The federal government continues to boost community economy in Canada by building a multi-billion-dollar funding plan aimed at helping develop infrastructure across the country. The 10-year plan provides provinces, territories and municipalities with new funding for investments such as public transit, social infrastructure and green infrastructure.
But with big funding come big responsibilities…and risks. In addition, implementing a large capital project or program can put a strain on resources. Receiving the capital to support infrastructure is only the first step of a complex process. In order to succeed, it’s important to put in place a strategy that goes from preparing and planning, including the application for funding, to procuring and executing—a plan that addresses every part of the project’s life cycle.
Is it the right infrastructure investment? What are the risks associated with the project? What are the financial and social benefits? What are the skills and resources needed? How to control costs and schedule? How to meet value expectations?
Johanne Mullen, Partner, PwC Canada
Engaging in an infrastructure project without having the expertise or proper processes in place could cause money to be wasted—a situation that would not only force organizations to go over budget, but could also damage their reputation, lead to media scrutiny and, ultimately, jeopardize an entire project.

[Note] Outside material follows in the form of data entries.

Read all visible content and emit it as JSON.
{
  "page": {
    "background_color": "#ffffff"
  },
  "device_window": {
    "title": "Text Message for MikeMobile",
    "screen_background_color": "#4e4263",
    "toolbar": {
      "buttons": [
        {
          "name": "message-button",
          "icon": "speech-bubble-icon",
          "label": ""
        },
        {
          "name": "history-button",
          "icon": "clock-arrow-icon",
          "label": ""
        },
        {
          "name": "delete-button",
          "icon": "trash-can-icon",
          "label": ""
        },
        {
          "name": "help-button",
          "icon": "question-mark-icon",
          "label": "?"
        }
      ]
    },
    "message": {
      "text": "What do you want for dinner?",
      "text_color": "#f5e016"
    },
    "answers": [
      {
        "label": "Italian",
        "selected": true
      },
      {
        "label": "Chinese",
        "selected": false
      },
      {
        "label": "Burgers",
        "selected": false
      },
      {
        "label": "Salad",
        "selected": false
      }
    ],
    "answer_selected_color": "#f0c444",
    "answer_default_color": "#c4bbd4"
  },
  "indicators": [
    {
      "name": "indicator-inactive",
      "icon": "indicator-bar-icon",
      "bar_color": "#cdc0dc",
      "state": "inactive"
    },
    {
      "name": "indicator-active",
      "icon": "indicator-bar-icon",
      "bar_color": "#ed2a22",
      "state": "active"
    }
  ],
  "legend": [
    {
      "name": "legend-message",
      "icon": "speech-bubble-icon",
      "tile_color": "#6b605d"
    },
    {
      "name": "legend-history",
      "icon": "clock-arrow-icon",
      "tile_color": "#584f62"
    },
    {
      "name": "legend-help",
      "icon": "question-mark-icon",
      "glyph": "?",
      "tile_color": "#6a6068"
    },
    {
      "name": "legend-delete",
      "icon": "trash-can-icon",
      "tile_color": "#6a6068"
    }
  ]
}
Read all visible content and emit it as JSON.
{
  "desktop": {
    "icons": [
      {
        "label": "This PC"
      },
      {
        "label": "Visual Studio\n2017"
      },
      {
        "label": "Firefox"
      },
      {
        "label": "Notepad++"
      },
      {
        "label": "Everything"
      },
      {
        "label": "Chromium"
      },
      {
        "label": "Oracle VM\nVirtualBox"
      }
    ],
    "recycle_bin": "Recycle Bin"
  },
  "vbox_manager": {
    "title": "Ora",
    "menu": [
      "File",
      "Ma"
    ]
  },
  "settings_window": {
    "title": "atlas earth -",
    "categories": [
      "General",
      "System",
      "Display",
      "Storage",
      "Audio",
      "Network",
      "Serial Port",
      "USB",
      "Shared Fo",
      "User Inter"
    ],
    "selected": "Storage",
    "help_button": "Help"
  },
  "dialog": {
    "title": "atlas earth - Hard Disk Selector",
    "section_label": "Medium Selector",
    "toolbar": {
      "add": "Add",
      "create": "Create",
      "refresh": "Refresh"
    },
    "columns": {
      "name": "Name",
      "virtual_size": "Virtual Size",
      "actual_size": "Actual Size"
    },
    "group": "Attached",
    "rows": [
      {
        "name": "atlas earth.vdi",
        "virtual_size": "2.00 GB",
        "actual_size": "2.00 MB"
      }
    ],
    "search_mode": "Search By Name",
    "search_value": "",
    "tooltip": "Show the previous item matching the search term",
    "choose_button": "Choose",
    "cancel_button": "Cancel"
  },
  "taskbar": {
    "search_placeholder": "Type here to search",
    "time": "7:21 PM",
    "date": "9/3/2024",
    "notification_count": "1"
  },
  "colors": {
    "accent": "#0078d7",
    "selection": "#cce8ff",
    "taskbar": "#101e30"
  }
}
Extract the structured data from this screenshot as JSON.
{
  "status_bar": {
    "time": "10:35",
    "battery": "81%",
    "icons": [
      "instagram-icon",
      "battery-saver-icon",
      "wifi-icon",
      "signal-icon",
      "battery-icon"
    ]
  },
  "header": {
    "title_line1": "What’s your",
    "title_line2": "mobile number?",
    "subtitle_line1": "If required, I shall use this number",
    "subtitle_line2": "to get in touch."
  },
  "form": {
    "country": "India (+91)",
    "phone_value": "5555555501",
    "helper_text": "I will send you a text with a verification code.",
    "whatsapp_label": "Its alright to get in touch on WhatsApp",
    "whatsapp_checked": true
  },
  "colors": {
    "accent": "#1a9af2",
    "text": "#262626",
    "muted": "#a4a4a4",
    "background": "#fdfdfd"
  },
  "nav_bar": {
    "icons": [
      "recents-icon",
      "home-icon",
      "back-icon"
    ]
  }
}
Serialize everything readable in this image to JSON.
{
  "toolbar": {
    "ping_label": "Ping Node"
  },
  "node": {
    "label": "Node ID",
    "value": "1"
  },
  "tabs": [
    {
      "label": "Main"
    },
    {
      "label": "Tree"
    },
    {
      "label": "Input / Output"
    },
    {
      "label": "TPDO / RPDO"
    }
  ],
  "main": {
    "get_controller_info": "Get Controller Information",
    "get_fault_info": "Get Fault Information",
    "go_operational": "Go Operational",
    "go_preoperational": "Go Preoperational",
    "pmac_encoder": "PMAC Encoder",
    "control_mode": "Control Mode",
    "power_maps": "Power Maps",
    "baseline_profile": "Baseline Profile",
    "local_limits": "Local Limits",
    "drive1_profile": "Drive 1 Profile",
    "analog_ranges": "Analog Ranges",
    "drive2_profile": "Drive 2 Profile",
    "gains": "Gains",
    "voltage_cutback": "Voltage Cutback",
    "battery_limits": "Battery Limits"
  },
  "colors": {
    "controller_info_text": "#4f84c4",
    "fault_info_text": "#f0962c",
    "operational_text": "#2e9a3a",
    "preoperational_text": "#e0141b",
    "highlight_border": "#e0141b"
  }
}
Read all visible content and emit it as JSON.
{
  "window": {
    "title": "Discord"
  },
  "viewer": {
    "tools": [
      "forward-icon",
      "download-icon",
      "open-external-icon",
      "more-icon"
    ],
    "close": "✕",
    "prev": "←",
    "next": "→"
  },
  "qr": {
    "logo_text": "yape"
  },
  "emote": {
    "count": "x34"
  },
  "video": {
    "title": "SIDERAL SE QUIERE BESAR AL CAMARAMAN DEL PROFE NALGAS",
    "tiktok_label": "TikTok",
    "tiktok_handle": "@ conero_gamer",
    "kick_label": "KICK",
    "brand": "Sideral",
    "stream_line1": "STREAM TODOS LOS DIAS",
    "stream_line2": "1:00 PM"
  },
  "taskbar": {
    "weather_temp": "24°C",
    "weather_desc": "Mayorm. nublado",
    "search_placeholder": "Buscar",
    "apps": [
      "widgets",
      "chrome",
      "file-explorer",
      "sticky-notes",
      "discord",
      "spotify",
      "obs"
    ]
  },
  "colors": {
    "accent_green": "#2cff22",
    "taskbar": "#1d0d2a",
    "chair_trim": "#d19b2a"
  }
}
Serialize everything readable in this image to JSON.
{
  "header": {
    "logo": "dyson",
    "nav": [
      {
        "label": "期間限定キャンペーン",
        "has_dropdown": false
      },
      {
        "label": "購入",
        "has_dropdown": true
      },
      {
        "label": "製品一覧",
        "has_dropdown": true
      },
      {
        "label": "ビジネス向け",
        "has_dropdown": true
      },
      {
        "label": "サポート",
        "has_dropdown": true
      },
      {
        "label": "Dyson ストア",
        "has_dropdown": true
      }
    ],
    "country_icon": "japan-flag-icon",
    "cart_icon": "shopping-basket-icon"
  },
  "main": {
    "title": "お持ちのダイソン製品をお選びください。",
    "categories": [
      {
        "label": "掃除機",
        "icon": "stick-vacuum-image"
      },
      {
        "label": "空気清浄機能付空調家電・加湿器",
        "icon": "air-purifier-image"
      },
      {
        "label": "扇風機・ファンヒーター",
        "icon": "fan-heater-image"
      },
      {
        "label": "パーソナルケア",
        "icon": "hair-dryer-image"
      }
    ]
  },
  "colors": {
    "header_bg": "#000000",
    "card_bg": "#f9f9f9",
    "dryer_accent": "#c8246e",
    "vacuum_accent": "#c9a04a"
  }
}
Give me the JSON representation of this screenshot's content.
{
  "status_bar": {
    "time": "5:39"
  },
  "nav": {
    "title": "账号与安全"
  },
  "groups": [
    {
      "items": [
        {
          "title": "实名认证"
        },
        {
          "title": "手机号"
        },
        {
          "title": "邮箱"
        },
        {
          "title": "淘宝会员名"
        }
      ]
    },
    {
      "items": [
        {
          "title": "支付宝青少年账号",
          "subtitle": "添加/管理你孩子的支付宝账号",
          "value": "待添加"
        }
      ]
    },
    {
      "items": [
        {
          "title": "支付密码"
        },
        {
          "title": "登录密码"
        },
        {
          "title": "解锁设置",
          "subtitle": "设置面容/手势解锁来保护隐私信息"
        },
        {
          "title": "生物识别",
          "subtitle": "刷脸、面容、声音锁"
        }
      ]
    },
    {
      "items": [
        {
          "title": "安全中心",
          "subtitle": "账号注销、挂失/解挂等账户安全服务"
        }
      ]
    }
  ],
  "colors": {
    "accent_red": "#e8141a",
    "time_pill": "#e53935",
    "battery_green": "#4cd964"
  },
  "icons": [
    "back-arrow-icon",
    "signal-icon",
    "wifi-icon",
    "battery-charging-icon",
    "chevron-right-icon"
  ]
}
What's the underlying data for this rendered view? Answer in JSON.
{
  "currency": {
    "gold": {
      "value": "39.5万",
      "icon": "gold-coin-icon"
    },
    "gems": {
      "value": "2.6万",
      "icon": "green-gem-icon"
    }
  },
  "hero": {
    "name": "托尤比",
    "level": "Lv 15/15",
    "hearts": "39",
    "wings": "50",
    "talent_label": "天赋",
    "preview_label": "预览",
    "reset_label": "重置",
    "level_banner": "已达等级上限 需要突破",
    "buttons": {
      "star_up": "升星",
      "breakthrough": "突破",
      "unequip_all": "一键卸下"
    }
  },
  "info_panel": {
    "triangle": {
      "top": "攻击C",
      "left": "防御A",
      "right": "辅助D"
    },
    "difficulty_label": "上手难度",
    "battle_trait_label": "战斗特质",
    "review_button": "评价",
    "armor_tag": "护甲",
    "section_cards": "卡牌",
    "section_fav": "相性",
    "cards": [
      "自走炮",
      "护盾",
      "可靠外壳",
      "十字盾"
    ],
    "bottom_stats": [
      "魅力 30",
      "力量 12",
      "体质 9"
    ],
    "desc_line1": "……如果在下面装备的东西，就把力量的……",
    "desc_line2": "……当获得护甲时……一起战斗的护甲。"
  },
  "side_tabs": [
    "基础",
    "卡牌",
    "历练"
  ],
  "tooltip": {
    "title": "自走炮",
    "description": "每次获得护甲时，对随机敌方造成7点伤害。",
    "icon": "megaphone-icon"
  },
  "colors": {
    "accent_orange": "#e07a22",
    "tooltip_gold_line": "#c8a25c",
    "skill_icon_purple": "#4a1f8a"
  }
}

Having big amounts of capital can be a challenge, but addressing those challenges with a project control framework allows organizations to better prioritize, manage and budget each infrastructure development. Municipalities need to make sure money is being used in the best way possible, gathering the resources, special skills and capabilities necessary to be effective, while staying in constant communication with stakeholders to avoid surprises throughout the process.
Understanding all the stages of a major capital project—and its investment life cycle—will give organizations the ability to put together a successful plan for building a strong and sustainable infrastructure now and in the years to come.
Our strategic journey consists of three main offerings that work together and provide a complete set of services across the life cycle of a project. Whether it's identifying the right project, justifying the capital investment, providing risk assurance or making sure the processes are being executed to standard, this journey is imperative when developing an ideal infrastructure funding plan.
How can you identify projects suitable for receiving funding from provincial and federal levels?
This area focuses on the upfront and early phases of the cycle. Before receiving any infrastructure capital, provinces and municipalities need to have a robust plan that justifies the capital project. Developing the appropriate business cases for investment decision approvals, while expanding partnerships among the public sector, will help build a strong foundation for a winning case.
Using the right tools to analyze and prioritize different capital investment opportunities will ensure the funding gets approved with as much capital as possible. This initial assessment becomes key once the project is approved, as it helps prepare organizations to maximize their resources and capabilities when it comes to executing the project.
“Funding is still finite. It's not limitless. Municipalities need to be very careful when designing, managing and scheduling their projects. They need to make sure that they’ve got control over their budget as the project is being constructed.”
Are you following the right processes and execution plans?
This area targets the consulting element of the cycle, focusing on designing accurate processes and providing the appropriate tools and leading practices to help improve the infrastructure project. Implementing the right mechanisms lets organizations take advantage of a system designed to monitor and control each initiative.
This step of the journey also helps with the execution and oversight of the project—commissioning, construction management or procurement. It’s important to build appropriate rigour within the organization with suitable capabilities and skill sets to provide the necessary level of oversight at any phase.
“In many cases, organizations relinquish their oversight and ownership role to contractors. You need to have at least the ability to oversee and make sure that the public money is being spent in the most appropriate way. You need to make sure that you are getting the value you expected to get, and that requires special skills, capabilities and processes.”
Is the execution properly governed and controlled?
Risk management control provides assurance over every step of a capital project. The risk assessment applies robust controls throughout each stage of the cycle, allowing for easy decision making when allocating funds and reviewing and tasking processes to make sure they're operating effectively.
The objective is to make sure all the key critical governance processes, oversight actions and standard operating procedures for each project are in sync, so the plan adheres to budget and can be delivered on time. Following a controlled and governed model that’s based on strong analysis will facilitate timely project delivery.
“The opportunity here is to be able to provide assurance over all the governance, managing risk through each phase of the project. Whether it's a hospital, a bridge or a road, organizations should be able to provide assurance over everything.”